▸ **Web page and app entries**

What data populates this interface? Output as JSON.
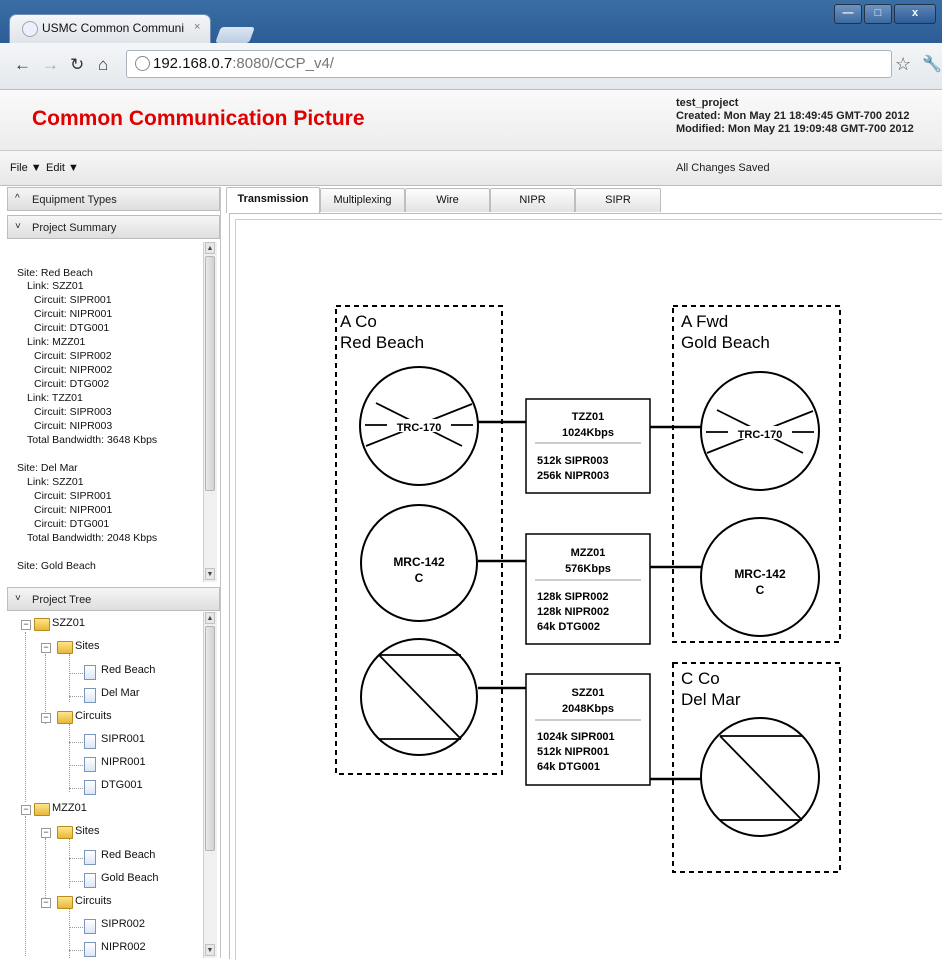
{
  "browser": {
    "tab_title": "USMC Common Communi",
    "tab_close": "×",
    "url_host": "192.168.0.7",
    "url_rest": ":8080/CCP_v4/",
    "window_buttons": [
      "—",
      "□",
      "x"
    ]
  },
  "app": {
    "title": "Common Communication Picture",
    "project_name": "test_project",
    "created": "Created: Mon May 21 18:49:45 GMT-700 2012",
    "modified": "Modified: Mon May 21 19:09:48 GMT-700 2012",
    "status": "All Changes Saved"
  },
  "menu": {
    "file": "File ▼",
    "edit": "Edit ▼"
  },
  "panels": {
    "equipment": {
      "label": "Equipment Types",
      "arrow": "^"
    },
    "summary": {
      "label": "Project Summary",
      "arrow": "˅"
    },
    "tree": {
      "label": "Project Tree",
      "arrow": "˅"
    }
  },
  "summary_lines": [
    "Site: Red Beach",
    "Link: SZZ01",
    "Circuit: SIPR001",
    "Circuit: NIPR001",
    "Circuit: DTG001",
    "Link: MZZ01",
    "Circuit: SIPR002",
    "Circuit: NIPR002",
    "Circuit: DTG002",
    "Link: TZZ01",
    "Circuit: SIPR003",
    "Circuit: NIPR003",
    "Total Bandwidth: 3648 Kbps",
    "Site: Del Mar",
    "Link: SZZ01",
    "Circuit: SIPR001",
    "Circuit: NIPR001",
    "Circuit: DTG001",
    "Total Bandwidth: 2048 Kbps",
    "Site: Gold Beach"
  ],
  "tree_nodes": [
    "SZZ01",
    "Sites",
    "Red Beach",
    "Del Mar",
    "Circuits",
    "SIPR001",
    "NIPR001",
    "DTG001",
    "MZZ01",
    "Sites",
    "Red Beach",
    "Gold Beach",
    "Circuits",
    "SIPR002",
    "NIPR002"
  ],
  "tabs": [
    "Transmission",
    "Multiplexing",
    "Wire",
    "NIPR",
    "SIPR"
  ],
  "diagram": {
    "sites": [
      {
        "line1": "A Co",
        "line2": "Red Beach"
      },
      {
        "line1": "A Fwd",
        "line2": "Gold Beach"
      },
      {
        "line1": "C Co",
        "line2": "Del Mar"
      }
    ],
    "equipment": [
      {
        "label": "TRC-170"
      },
      {
        "label": "MRC-142",
        "sub": "C"
      },
      {
        "label": "TRC-170"
      },
      {
        "label": "MRC-142",
        "sub": "C"
      }
    ],
    "links": [
      {
        "name": "TZZ01",
        "rate": "1024Kbps",
        "circuits": [
          "512k SIPR003",
          "256k NIPR003"
        ]
      },
      {
        "name": "MZZ01",
        "rate": "576Kbps",
        "circuits": [
          "128k SIPR002",
          "128k NIPR002",
          "64k DTG002"
        ]
      },
      {
        "name": "SZZ01",
        "rate": "2048Kbps",
        "circuits": [
          "1024k SIPR001",
          "512k NIPR001",
          "64k DTG001"
        ]
      }
    ]
  }
}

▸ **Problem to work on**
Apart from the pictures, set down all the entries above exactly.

▸ **Solution to this problem**
What data populates this interface? Output as JSON.
{
  "browser": {
    "tab_title": "USMC Common Communi",
    "tab_close": "×",
    "url_host": "192.168.0.7",
    "url_rest": ":8080/CCP_v4/",
    "window_buttons": [
      "—",
      "□",
      "x"
    ]
  },
  "app": {
    "title": "Common Communication Picture",
    "project_name": "test_project",
    "created": "Created: Mon May 21 18:49:45 GMT-700 2012",
    "modified": "Modified: Mon May 21 19:09:48 GMT-700 2012",
    "status": "All Changes Saved"
  },
  "menu": {
    "file": "File ▼",
    "edit": "Edit ▼"
  },
  "panels": {
    "equipment": {
      "label": "Equipment Types",
      "arrow": "^"
    },
    "summary": {
      "label": "Project Summary",
      "arrow": "˅"
    },
    "tree": {
      "label": "Project Tree",
      "arrow": "˅"
    }
  },
  "summary_lines": [
    "Site: Red Beach",
    "Link: SZZ01",
    "Circuit: SIPR001",
    "Circuit: NIPR001",
    "Circuit: DTG001",
    "Link: MZZ01",
    "Circuit: SIPR002",
    "Circuit: NIPR002",
    "Circuit: DTG002",
    "Link: TZZ01",
    "Circuit: SIPR003",
    "Circuit: NIPR003",
    "Total Bandwidth: 3648 Kbps",
    "Site: Del Mar",
    "Link: SZZ01",
    "Circuit: SIPR001",
    "Circuit: NIPR001",
    "Circuit: DTG001",
    "Total Bandwidth: 2048 Kbps",
    "Site: Gold Beach"
  ],
  "tree_nodes": [
    "SZZ01",
    "Sites",
    "Red Beach",
    "Del Mar",
    "Circuits",
    "SIPR001",
    "NIPR001",
    "DTG001",
    "MZZ01",
    "Sites",
    "Red Beach",
    "Gold Beach",
    "Circuits",
    "SIPR002",
    "NIPR002"
  ],
  "tabs": [
    "Transmission",
    "Multiplexing",
    "Wire",
    "NIPR",
    "SIPR"
  ],
  "diagram": {
    "sites": [
      {
        "line1": "A Co",
        "line2": "Red Beach"
      },
      {
        "line1": "A Fwd",
        "line2": "Gold Beach"
      },
      {
        "line1": "C Co",
        "line2": "Del Mar"
      }
    ],
    "equipment": [
      {
        "label": "TRC-170"
      },
      {
        "label": "MRC-142",
        "sub": "C"
      },
      {
        "label": "TRC-170"
      },
      {
        "label": "MRC-142",
        "sub": "C"
      }
    ],
    "links": [
      {
        "name": "TZZ01",
        "rate": "1024Kbps",
        "circuits": [
          "512k SIPR003",
          "256k NIPR003"
        ]
      },
      {
        "name": "MZZ01",
        "rate": "576Kbps",
        "circuits": [
          "128k SIPR002",
          "128k NIPR002",
          "64k DTG002"
        ]
      },
      {
        "name": "SZZ01",
        "rate": "2048Kbps",
        "circuits": [
          "1024k SIPR001",
          "512k NIPR001",
          "64k DTG001"
        ]
      }
    ]
  }
}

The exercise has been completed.